The New Zealand government has proposed there is an opportunity to introduce a "utility-style" regulatory framework for fixed-line communication services after 2020.
The proposal by the government has been outlined in the Telecommunications Act Review: Options paper, which indicates fixed-line networks increasingly resemble utilities like electricity lines and gas pipelines.
The government outlined features as part of the new regulatory framework will include a system of price-quality regulation based on the building blocks pricing model, which will mean ultra-fast broadband (UFB) providers cannot make excess profits at the expense of consumers; clear rules on how assets are valued and costs are recovered; ways to protect consumers from price shocks during the implementation period; and disclosure of cost and revenue information by regulated suppliers.
"A key focus of the new regulatory framework is protecting consumers from monopoly pricing. This approach will also produce a more stable regulatory framework over time. It will encourage investment and innovation in communications networks," the paper said.
The paper also discussed the future of mobile regulation and concerns surrounding whether there are sufficient incentives for efficient infrastructure sharing, including the availability of competitively-priced national roaming arrangements.
It also looked into digital convergence and net neutrality issues, as well as ways on how handling consumer complaints by the by the telecommunications sector could be improved.
The government said the existing Consumer Complaints Code does not currently provide for wholesale-only UFB providers to be directly accountable to consumers under the Telecommunications Dispute Resolution scheme, and suggested it could be modified to ensure retail customers have the opportunity to hold wholesale-only providers accountable for poor service delivery.
Spark New Zealand has welcomed the government's early guidance and consultation on the regulation of the telecommunications sector from 2020 onward.

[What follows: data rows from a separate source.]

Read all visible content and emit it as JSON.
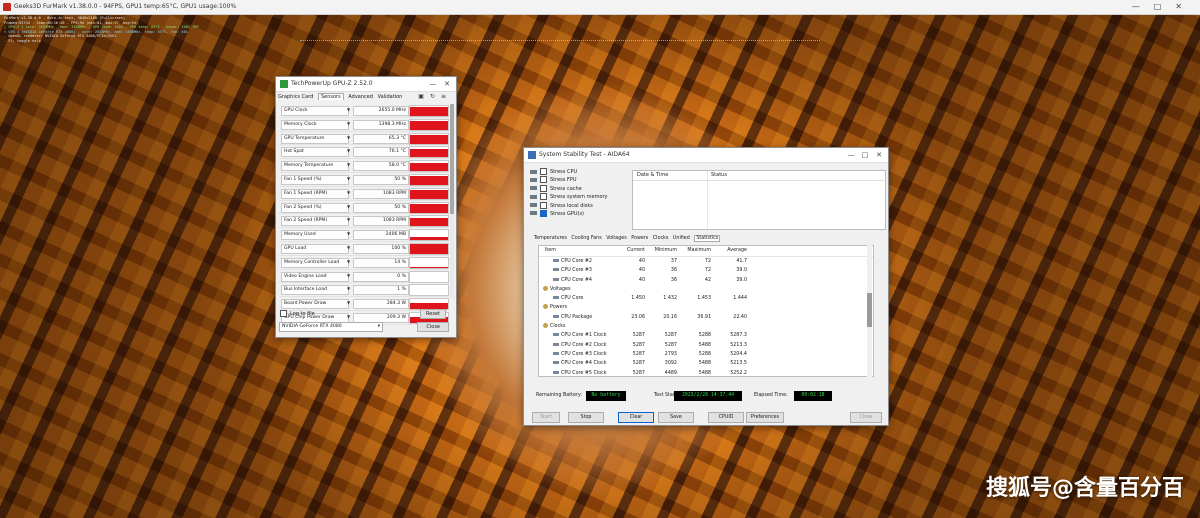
{
  "furmark": {
    "title": "Geeks3D FurMark v1.38.0.0 - 94FPS, GPU1 temp:65°C, GPU1 usage:100%",
    "overlay_lines": [
      "FurMark v1.38.0.0 - Burn-in test, 3840x2160 (Fullscreen)",
      "Frames:92744 - time:00:16:26 - FPS:94 (min:81, max:97, avg:94)",
      "[ GPU-Z ] core: 2655MHz - mem: 1398MHz - GPU load: 100% - GPU temp: 65°C - power: 100% TDP",
      "> GPU 1 (NVIDIA GeForce RTX 4080) - core: 2655MHz, mem: 1398MHz, temp: 65°C, fan: 50%",
      "- OpenGL renderer: NVIDIA GeForce RTX 4080/PCIe/SSE2",
      "- F1: toggle help"
    ]
  },
  "gpuz": {
    "title": "TechPowerUp GPU-Z 2.52.0",
    "tabs": [
      "Graphics Card",
      "Sensors",
      "Advanced",
      "Validation"
    ],
    "active_tab": "Sensors",
    "sensors": [
      {
        "name": "GPU Clock",
        "value": "2655.0 MHz",
        "level": 0.9
      },
      {
        "name": "Memory Clock",
        "value": "1398.3 MHz",
        "level": 0.9
      },
      {
        "name": "GPU Temperature",
        "value": "65.3 °C",
        "level": 0.85
      },
      {
        "name": "Hot Spot",
        "value": "76.1 °C",
        "level": 0.85
      },
      {
        "name": "Memory Temperature",
        "value": "58.0 °C",
        "level": 0.85
      },
      {
        "name": "Fan 1 Speed (%)",
        "value": "50 %",
        "level": 0.85
      },
      {
        "name": "Fan 1 Speed (RPM)",
        "value": "1083 RPM",
        "level": 0.85
      },
      {
        "name": "Fan 2 Speed (%)",
        "value": "50 %",
        "level": 0.85
      },
      {
        "name": "Fan 2 Speed (RPM)",
        "value": "1083 RPM",
        "level": 0.85
      },
      {
        "name": "Memory Used",
        "value": "2406 MB",
        "level": 0.35
      },
      {
        "name": "GPU Load",
        "value": "100 %",
        "level": 0.95
      },
      {
        "name": "Memory Controller Load",
        "value": "14 %",
        "level": 0.12
      },
      {
        "name": "Video Engine Load",
        "value": "0 %",
        "level": 0
      },
      {
        "name": "Bus Interface Load",
        "value": "1 %",
        "level": 0.03
      },
      {
        "name": "Board Power Draw",
        "value": "284.3 W",
        "level": 0.65
      },
      {
        "name": "GPU Chip Power Draw",
        "value": "209.3 W",
        "level": 0.6
      }
    ],
    "log_label": "Log to file",
    "reset_label": "Reset",
    "gpu_select": "NVIDIA GeForce RTX 4080",
    "close_label": "Close"
  },
  "aida": {
    "title": "System Stability Test - AIDA64",
    "stress_items": [
      {
        "label": "Stress CPU",
        "checked": false
      },
      {
        "label": "Stress FPU",
        "checked": false
      },
      {
        "label": "Stress cache",
        "checked": false
      },
      {
        "label": "Stress system memory",
        "checked": false
      },
      {
        "label": "Stress local disks",
        "checked": false
      },
      {
        "label": "Stress GPU(s)",
        "checked": true
      }
    ],
    "log_headers": [
      "Date & Time",
      "Status"
    ],
    "tabs": [
      "Temperatures",
      "Cooling Fans",
      "Voltages",
      "Powers",
      "Clocks",
      "Unified",
      "Statistics"
    ],
    "active_tab": "Statistics",
    "stats_headers": [
      "Item",
      "Current",
      "Minimum",
      "Maximum",
      "Average"
    ],
    "stats_rows": [
      {
        "item": "CPU Core #2",
        "cur": "40",
        "min": "37",
        "max": "72",
        "avg": "41.7",
        "group": false
      },
      {
        "item": "CPU Core #3",
        "cur": "40",
        "min": "36",
        "max": "72",
        "avg": "39.0",
        "group": false
      },
      {
        "item": "CPU Core #4",
        "cur": "40",
        "min": "36",
        "max": "42",
        "avg": "39.0",
        "group": false
      },
      {
        "item": "Voltages",
        "cur": "",
        "min": "",
        "max": "",
        "avg": "",
        "group": true
      },
      {
        "item": "CPU Core",
        "cur": "1.450",
        "min": "1.432",
        "max": "1.453",
        "avg": "1.444",
        "group": false
      },
      {
        "item": "Powers",
        "cur": "",
        "min": "",
        "max": "",
        "avg": "",
        "group": true
      },
      {
        "item": "CPU Package",
        "cur": "23.06",
        "min": "20.16",
        "max": "36.91",
        "avg": "22.40",
        "group": false
      },
      {
        "item": "Clocks",
        "cur": "",
        "min": "",
        "max": "",
        "avg": "",
        "group": true
      },
      {
        "item": "CPU Core #1 Clock",
        "cur": "5287",
        "min": "5287",
        "max": "5288",
        "avg": "5287.3",
        "group": false
      },
      {
        "item": "CPU Core #2 Clock",
        "cur": "5287",
        "min": "5287",
        "max": "5488",
        "avg": "5213.3",
        "group": false
      },
      {
        "item": "CPU Core #3 Clock",
        "cur": "5287",
        "min": "2793",
        "max": "5288",
        "avg": "5204.4",
        "group": false
      },
      {
        "item": "CPU Core #4 Clock",
        "cur": "5287",
        "min": "3092",
        "max": "5488",
        "avg": "5213.5",
        "group": false
      },
      {
        "item": "CPU Core #5 Clock",
        "cur": "5287",
        "min": "4489",
        "max": "5488",
        "avg": "5252.2",
        "group": false
      }
    ],
    "remaining_label": "Remaining Battery:",
    "remaining_value": "No battery",
    "test_started_label": "Test Started:",
    "test_started_value": "2023/2/28 14:37:44",
    "elapsed_label": "Elapsed Time:",
    "elapsed_value": "00:02:18",
    "buttons": {
      "start": "Start",
      "stop": "Stop",
      "clear": "Clear",
      "save": "Save",
      "cpuid": "CPUID",
      "preferences": "Preferences",
      "close": "Close"
    }
  },
  "watermark": "搜狐号@含量百分百"
}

Spark's general manager regulation John Wesley-Smith said the early guidance provides the next step forward in ensuring how the country's telecommunications industry will be regulated post 2020.
"We see this as another step towards the provision of certainty to the industry, and, ultimately, ensuring that New Zealand telecommunications regulation is fit for purpose in the digital age and will support investment and innovation as well as a healthy, competitive market for the benefit of consumers," he said.
"We are especially pleased to see the importance of network quality regulation recognised in the paper, considering the high level of consumer and industry frustration we are seeing in the current model."
The release of the options paper is in light of the New Zealand government announcing a series of policy changes in April that will set the framework of the Telecommunications Act 2001.
The government said at the time that from 2020 it plans to move to a framework that will regulate copper and fibre services similar to the one used for utilities like electricity lines, changing the way broadband and phone services are regulated.
It outlined some of the key policy decisions will include moving to a utility-style model with "building blocks" pricing for regulating wholesale services on the copper and ultra-fast broadband (UFB) networks; considering ways to better support competition in the mobile market; retaining the current unbundling requirements to promote innovation on the UFB network from 2020; and ruling out any changes to the regulation of broadcasting infrastructure.
The review of the Telecommunications Act is part of the New Zealand government's convergence program that aims to update regulations in light of technological advances.
In September 2015, the New Zealand government released the Regulation Communications for the Future document that outlined the government's long-term vision for the communication sector. The paper outlined six challenges and asked a series of questions in an effort to prompt deep consideration of the changes that are reshaping not only the telecommunications industry, but media and entertainment as well. The government received 43 submissions from industry and consumer groups in response to the document.
The policy announcements also contribute to the government's target that by 2025, 99 percent of New Zealanders will have access to peak speeds of 50 Mbps, with the remainder able to access speeds of at least 10Mbps.